=== Section Start ===

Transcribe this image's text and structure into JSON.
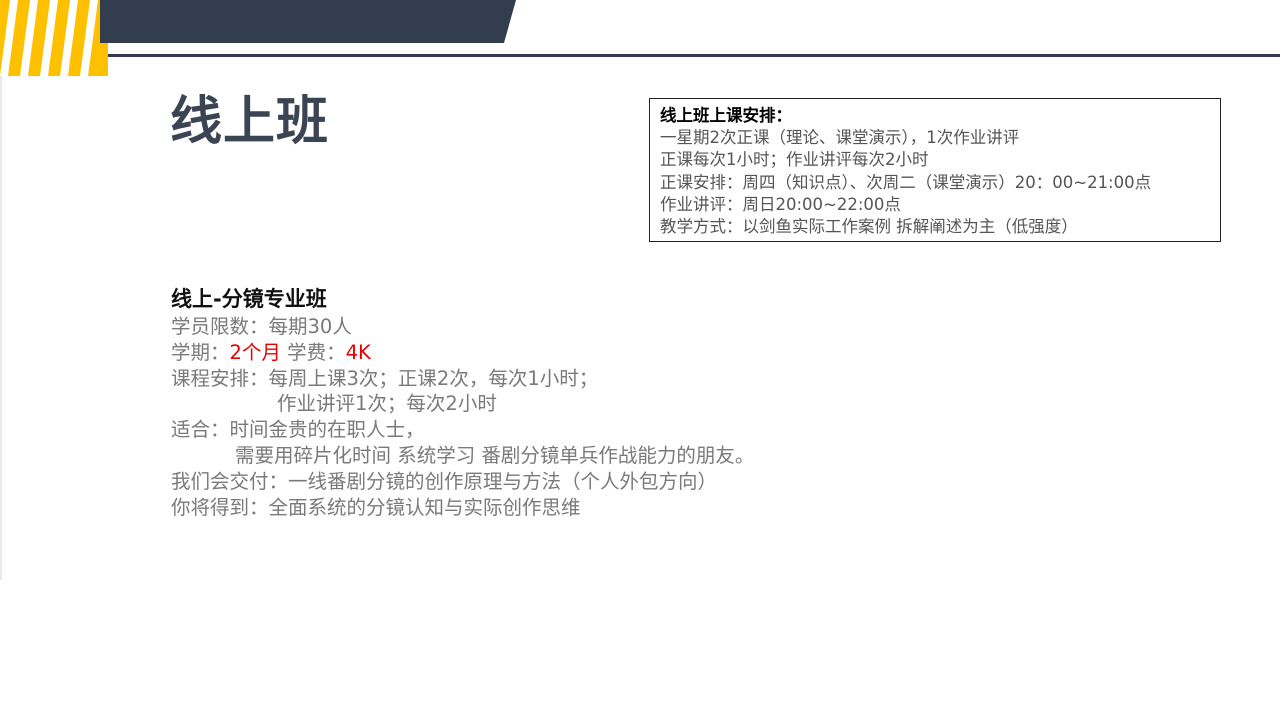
{
  "page": {
    "title": "线上班"
  },
  "schedule": {
    "title": "线上班上课安排：",
    "lines": [
      "一星期2次正课（理论、课堂演示），1次作业讲评",
      "正课每次1小时；作业讲评每次2小时",
      "正课安排：周四（知识点）、次周二（课堂演示）20：00~21:00点",
      "作业讲评：周日20:00~22:00点",
      "教学方式：以剑鱼实际工作案例 拆解阐述为主（低强度）"
    ]
  },
  "course": {
    "heading": "线上-分镜专业班",
    "limit": "学员限数：每期30人",
    "period_label": "学期：",
    "period_value": "2个月",
    "fee_label": " 学费：",
    "fee_value": "4K",
    "arrangement_1": "课程安排：每周上课3次；正课2次，每次1小时；",
    "arrangement_2": "作业讲评1次；每次2小时",
    "suitable_1": "适合：时间金贵的在职人士，",
    "suitable_2": "需要用碎片化时间 系统学习 番剧分镜单兵作战能力的朋友。",
    "deliver": "我们会交付：一线番剧分镜的创作原理与方法（个人外包方向）",
    "gain": "你将得到：全面系统的分镜认知与实际创作思维"
  },
  "colors": {
    "accent_yellow": "#ffc000",
    "header_dark": "#323e4f",
    "title_gray": "#3b4453",
    "highlight_red": "#e60000"
  }
}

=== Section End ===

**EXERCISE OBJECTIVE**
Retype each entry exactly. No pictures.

**OUTPUT FOR THIS TASK**
Transcribe this image's text and structure into JSON.
{
  "page": {
    "title": "线上班"
  },
  "schedule": {
    "title": "线上班上课安排：",
    "lines": [
      "一星期2次正课（理论、课堂演示），1次作业讲评",
      "正课每次1小时；作业讲评每次2小时",
      "正课安排：周四（知识点）、次周二（课堂演示）20：00~21:00点",
      "作业讲评：周日20:00~22:00点",
      "教学方式：以剑鱼实际工作案例 拆解阐述为主（低强度）"
    ]
  },
  "course": {
    "heading": "线上-分镜专业班",
    "limit": "学员限数：每期30人",
    "period_label": "学期：",
    "period_value": "2个月",
    "fee_label": " 学费：",
    "fee_value": "4K",
    "arrangement_1": "课程安排：每周上课3次；正课2次，每次1小时；",
    "arrangement_2": "作业讲评1次；每次2小时",
    "suitable_1": "适合：时间金贵的在职人士，",
    "suitable_2": "需要用碎片化时间 系统学习 番剧分镜单兵作战能力的朋友。",
    "deliver": "我们会交付：一线番剧分镜的创作原理与方法（个人外包方向）",
    "gain": "你将得到：全面系统的分镜认知与实际创作思维"
  },
  "colors": {
    "accent_yellow": "#ffc000",
    "header_dark": "#323e4f",
    "title_gray": "#3b4453",
    "highlight_red": "#e60000"
  }
}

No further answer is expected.